==== Information ====

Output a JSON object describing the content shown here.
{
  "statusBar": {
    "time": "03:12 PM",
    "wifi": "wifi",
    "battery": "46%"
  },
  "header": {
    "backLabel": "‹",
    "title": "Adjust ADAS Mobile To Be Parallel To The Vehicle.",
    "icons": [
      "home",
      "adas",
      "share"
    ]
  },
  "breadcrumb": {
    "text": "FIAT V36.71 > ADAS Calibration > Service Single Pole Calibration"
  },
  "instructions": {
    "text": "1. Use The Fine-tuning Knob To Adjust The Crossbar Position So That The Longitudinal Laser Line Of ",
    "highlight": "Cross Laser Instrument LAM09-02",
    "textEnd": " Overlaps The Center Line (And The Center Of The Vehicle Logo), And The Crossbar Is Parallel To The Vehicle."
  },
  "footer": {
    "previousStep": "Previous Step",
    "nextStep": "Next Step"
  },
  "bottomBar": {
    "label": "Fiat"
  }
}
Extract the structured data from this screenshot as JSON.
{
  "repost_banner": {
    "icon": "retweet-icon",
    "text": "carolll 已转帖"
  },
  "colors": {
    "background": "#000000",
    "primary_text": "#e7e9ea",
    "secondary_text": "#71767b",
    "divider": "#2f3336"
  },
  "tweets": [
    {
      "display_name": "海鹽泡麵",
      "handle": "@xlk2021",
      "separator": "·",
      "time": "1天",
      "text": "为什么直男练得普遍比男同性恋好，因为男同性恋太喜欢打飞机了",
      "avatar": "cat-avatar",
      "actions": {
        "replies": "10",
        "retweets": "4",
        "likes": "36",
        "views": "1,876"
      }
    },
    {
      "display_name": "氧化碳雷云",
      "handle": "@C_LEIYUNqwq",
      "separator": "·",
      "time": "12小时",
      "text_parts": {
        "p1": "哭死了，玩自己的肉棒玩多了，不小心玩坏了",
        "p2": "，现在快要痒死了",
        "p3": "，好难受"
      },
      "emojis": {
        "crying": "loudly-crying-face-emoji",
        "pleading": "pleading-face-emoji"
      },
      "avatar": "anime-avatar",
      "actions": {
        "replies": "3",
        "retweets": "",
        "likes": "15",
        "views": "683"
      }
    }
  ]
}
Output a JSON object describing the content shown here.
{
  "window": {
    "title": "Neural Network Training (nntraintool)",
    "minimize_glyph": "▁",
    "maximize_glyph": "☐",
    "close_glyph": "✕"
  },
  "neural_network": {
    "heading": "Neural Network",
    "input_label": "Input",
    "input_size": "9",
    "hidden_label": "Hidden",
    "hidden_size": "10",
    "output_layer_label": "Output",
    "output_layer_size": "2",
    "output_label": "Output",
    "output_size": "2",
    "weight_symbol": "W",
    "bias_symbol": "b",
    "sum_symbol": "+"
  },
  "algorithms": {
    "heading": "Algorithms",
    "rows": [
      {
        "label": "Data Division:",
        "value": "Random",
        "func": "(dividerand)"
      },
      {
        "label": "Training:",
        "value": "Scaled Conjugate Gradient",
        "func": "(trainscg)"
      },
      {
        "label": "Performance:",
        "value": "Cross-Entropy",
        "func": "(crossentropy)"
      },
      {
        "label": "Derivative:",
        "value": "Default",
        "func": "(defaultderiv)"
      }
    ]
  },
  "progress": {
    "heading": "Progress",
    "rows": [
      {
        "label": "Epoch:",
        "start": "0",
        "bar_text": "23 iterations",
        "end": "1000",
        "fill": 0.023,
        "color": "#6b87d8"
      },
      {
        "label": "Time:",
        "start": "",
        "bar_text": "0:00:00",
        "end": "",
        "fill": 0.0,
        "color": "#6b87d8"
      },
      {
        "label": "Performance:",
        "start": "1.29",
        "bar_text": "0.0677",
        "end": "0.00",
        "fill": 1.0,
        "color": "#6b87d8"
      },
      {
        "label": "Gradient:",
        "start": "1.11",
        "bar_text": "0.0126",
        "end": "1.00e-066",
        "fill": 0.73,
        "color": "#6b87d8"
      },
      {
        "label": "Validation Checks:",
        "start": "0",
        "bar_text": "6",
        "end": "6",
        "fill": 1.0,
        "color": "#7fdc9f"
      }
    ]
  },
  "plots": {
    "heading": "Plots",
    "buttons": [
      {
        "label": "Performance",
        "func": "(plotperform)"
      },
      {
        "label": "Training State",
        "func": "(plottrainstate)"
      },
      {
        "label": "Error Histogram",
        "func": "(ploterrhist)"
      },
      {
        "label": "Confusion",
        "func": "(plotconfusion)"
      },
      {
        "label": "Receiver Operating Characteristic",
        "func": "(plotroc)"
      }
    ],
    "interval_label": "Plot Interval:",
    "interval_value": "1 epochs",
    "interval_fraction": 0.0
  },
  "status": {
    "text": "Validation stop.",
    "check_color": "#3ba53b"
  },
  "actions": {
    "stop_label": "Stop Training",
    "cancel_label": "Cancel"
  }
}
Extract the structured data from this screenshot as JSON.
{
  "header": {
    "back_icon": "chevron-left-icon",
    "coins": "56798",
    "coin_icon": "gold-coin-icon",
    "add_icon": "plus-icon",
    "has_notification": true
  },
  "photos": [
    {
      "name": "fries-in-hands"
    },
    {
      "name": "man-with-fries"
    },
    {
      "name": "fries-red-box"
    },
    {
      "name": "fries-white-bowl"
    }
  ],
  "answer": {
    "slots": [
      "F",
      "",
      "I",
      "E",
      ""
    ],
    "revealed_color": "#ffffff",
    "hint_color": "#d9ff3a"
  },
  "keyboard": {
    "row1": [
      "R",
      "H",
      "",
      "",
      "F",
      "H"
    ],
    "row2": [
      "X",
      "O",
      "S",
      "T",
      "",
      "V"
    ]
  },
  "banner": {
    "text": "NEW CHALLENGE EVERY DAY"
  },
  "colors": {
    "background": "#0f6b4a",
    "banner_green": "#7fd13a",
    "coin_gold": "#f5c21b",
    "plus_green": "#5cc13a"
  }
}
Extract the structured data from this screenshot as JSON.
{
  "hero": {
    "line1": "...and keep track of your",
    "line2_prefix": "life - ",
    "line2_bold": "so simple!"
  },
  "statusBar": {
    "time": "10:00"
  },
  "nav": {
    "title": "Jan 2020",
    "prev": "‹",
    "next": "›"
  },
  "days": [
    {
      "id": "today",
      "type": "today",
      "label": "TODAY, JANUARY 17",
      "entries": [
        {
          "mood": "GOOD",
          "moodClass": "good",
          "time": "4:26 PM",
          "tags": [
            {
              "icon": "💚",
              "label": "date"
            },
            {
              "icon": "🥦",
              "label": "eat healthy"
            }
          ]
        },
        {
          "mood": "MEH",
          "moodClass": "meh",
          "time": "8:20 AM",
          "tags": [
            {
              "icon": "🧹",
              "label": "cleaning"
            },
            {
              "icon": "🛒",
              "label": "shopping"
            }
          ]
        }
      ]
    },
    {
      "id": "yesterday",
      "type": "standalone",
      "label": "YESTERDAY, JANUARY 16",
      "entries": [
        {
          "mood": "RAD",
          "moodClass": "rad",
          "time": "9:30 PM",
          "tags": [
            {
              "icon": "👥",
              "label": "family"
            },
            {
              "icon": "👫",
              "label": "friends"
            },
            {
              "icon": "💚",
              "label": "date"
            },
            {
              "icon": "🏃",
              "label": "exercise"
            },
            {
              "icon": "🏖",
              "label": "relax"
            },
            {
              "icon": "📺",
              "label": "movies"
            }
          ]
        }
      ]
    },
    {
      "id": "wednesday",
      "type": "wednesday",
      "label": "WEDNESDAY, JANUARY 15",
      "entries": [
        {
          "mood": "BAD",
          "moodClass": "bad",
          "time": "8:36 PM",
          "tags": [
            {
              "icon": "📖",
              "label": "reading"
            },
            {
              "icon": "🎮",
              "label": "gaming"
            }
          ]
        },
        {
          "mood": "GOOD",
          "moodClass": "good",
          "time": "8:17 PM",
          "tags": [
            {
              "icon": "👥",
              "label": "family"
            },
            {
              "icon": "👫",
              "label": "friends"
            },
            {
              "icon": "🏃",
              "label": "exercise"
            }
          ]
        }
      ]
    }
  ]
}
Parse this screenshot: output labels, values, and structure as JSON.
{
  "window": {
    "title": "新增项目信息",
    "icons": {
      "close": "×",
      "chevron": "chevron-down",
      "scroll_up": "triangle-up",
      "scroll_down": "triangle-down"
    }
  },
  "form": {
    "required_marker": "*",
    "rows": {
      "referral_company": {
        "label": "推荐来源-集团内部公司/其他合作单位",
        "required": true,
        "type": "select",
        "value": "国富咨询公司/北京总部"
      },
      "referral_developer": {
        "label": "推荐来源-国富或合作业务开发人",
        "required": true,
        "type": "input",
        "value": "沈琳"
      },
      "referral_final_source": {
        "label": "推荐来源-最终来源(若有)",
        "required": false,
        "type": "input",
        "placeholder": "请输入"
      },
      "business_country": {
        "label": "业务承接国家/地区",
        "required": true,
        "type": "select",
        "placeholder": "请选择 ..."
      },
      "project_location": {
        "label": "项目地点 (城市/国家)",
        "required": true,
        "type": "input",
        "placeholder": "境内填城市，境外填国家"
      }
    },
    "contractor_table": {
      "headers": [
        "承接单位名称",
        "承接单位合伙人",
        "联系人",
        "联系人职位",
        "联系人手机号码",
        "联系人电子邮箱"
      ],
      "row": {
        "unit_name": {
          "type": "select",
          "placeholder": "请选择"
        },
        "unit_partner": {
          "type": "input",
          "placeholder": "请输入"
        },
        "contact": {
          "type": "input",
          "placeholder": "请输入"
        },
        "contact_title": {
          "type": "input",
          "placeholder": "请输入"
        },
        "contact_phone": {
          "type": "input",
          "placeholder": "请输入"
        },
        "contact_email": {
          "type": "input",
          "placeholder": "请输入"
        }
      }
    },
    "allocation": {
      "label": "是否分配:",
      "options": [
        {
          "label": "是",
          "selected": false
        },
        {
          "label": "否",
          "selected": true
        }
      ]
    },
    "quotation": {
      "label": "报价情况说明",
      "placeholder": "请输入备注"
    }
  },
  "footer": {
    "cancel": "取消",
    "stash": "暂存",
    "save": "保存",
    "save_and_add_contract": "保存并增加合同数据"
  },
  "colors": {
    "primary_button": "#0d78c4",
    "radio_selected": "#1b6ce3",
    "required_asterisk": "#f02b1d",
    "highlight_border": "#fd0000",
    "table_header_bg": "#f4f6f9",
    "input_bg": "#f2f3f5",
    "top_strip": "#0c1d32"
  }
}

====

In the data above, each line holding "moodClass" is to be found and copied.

§ Result of this exercise
          "moodClass": "good",
          "moodClass": "meh",
          "moodClass": "rad",
          "moodClass": "bad",
          "moodClass": "good",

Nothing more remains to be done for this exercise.